Among patients with either hereditary cancer syndrome, 39.2% did not meet NCCN criteria for genetic screening. The proportion of patients who didn’t meet criteria was higher among those with Lynch syndrome (56.2%) than among those with HBOC (32%). 

The most common reasons for not meeting NCCN criteria were that patients had no personal history of cancer (63.3%), they had an insufficient number of relatives with cancer (60.5%), or they or their relatives had cancers not related to a hereditary cancer syndrome (58.6%).

“[The NCCN] criteria were created at a time when genetic testing was cost-prohibitive and thus aimed to identify those at the greatest chance of being a mutation carrier in the absence of population-wide whole-exome sequencing,” study author N. Jewel Samadder, MD, of the Mayo Clinic Comprehensive Cancer Center in Phoenix, Arizona, said in a statement.

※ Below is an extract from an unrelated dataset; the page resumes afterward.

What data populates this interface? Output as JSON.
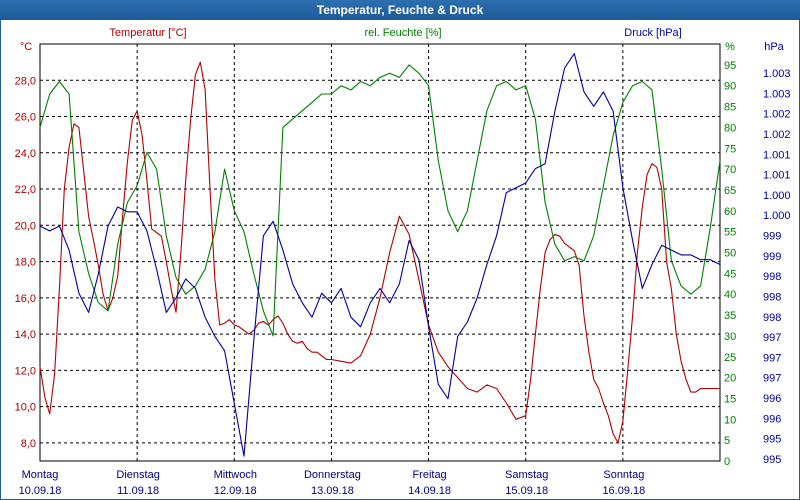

“However, these conditions are poorly identified in current practice, and many patients are not aware of their cancer risk. This study shows the feasibility of providing whole-exome sequencing to large populations of patients within an integrated health system and diagnosing individuals who have an inherited susceptibility to cancer.” 

The researchers also found that, among patients with HBOC or Lynch syndrome who did meet NCCN guidelines, 34% were not aware of their diagnosis. This suggests that NCCN guidelines may be underutilized in practice.  

Disclosures: Some study authors declared affiliations with biotech, pharmaceutical, and/or device companies. Please see the original reference for a full list of disclosures.


1. Gay E, Samadder NJ, Bublitz M, et al. Genetic screening in a tertiary medical center identifies carriers of cancer predisposition diseases that would be missed by clinical guidelines. AACR 2023. April 14-19, 2023. Abstract 5768.

2. Exome sequencing identifies individuals with cancer predisposition syndromes missed by current screening guidelines. News release. American Association for Cancer Research. Published April 18, 2023.